Cohen said Metuchen has a lot of things to be proud of and also things to work on to provide an equal representation and opportunity for all district students. He said it’s also important to have discussions on issues of race and racism and provide a safe place for the dialogue. He said another Zoom meeting is scheduled for June 16.
Board member Brian Glassberg said it’s also important to address the achievement gap in the district. He said in his 25 years in education, he has seen countless of times students placed in lower level classes not based on potential, but rather the student “did not act as a higher level student.”
“It doesn’t take racial sensitivity to know what that word means,” he said.
Glassberg recommended more parent outreach, public dialogue, more Saturday and summer classes for students in need of improvement.
“Beyond our district, we need to advocate to make standardized tests more fair and equitable,” he said.
Glassberg shared his parents moved to Metuchen in 1972. The real estate agent warned his parents about moving into the neighborhood because of the many black families who lived nearby.
“I can’t live your life, to know what it’s like to grow up as a minority in Metuchen,” he said. “But experiences taught me that the fight for fairness and equality does not end when the protests do. It will be your whole life if you accept that challenge.”
He implored the black and brown students of age in Metuchen to vote and run for office.
“Take a look at us here on the screen, you have some allies, but we don’t have diversity,” he said. “The students said they need more students and teachers that look like they do and I would say there is a need for more elected officials that look like they do.”
Board member Ben Small, who is board liaison to the borough’s Human Relations Commission (HRC), said an appropriate phrase has come out of HRC discussions and meetings.
“We can be better allies,” he said.
Small said the BOE is governed by the Harassment, Intimidation and Bullying Bill of Rights Act passed in 2011. He read excerpts of the legislation at the meeting.
“The last two weeks have been sobering for us all, for the local community and country,” he said. “We can be better allies and do a lot better.
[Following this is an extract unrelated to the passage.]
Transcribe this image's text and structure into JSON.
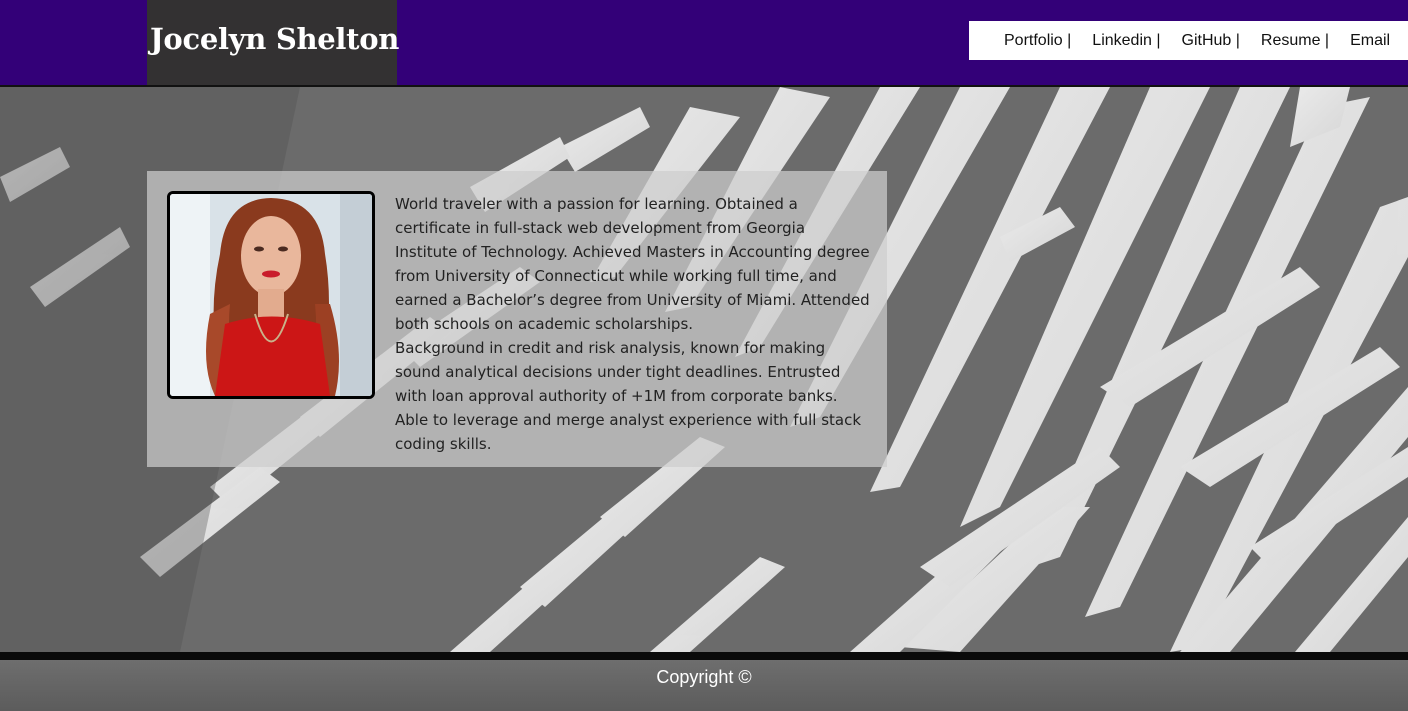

I reference [this] legislation because we govern by that and what it tells me is that we’re failing collectively as a community and as an organization.”
Small said the district’s failings and shortcomings are evident from the stories heard on the recent Zoom call and the correspondence received by the superintendent.
“We need a lot of work and not just in one area, curriculum, how we treat each other in general has a long way to go,” he said.
Hazel-Anne Johnson-Marcus, co-chair of the HRC, said the commission was formed to raise awareness around human rights issues and work towards fostering an inclusive sense of community in the borough.
She said since the events in Minneapolis, members of the commission have been working together to ensure all community members feel appreciated and welcome in the borough. She said the HRC is encouraged the district is including black voices in the curriculum and addressing systemic racism head on.
The HRC includes two Metuchen High School students, senior Jordan Valliquette and junior Max Rubin.
The HRC organized a peaceful protest and rally for social justice on June 13 at the Martin Luther King Jr. Memorial Park with NAACP (National Association for the Advancement of Colored People) of Metuchen-Edison, student groups led by MHS4BLM (Metuchen High School for Black Lives Matter) and local organizers with Speak Up NJ. The event was coordinated with the approval of the borough and Metuchen Police Department.
The event included statements from local community organizers, students and borough officials and information stations with voter registration.
This was the second event held in Metuchen. The first event was held on May 31 with the support of the NAACP and the National Organization of Black Law Enforcement, which drew 300 people.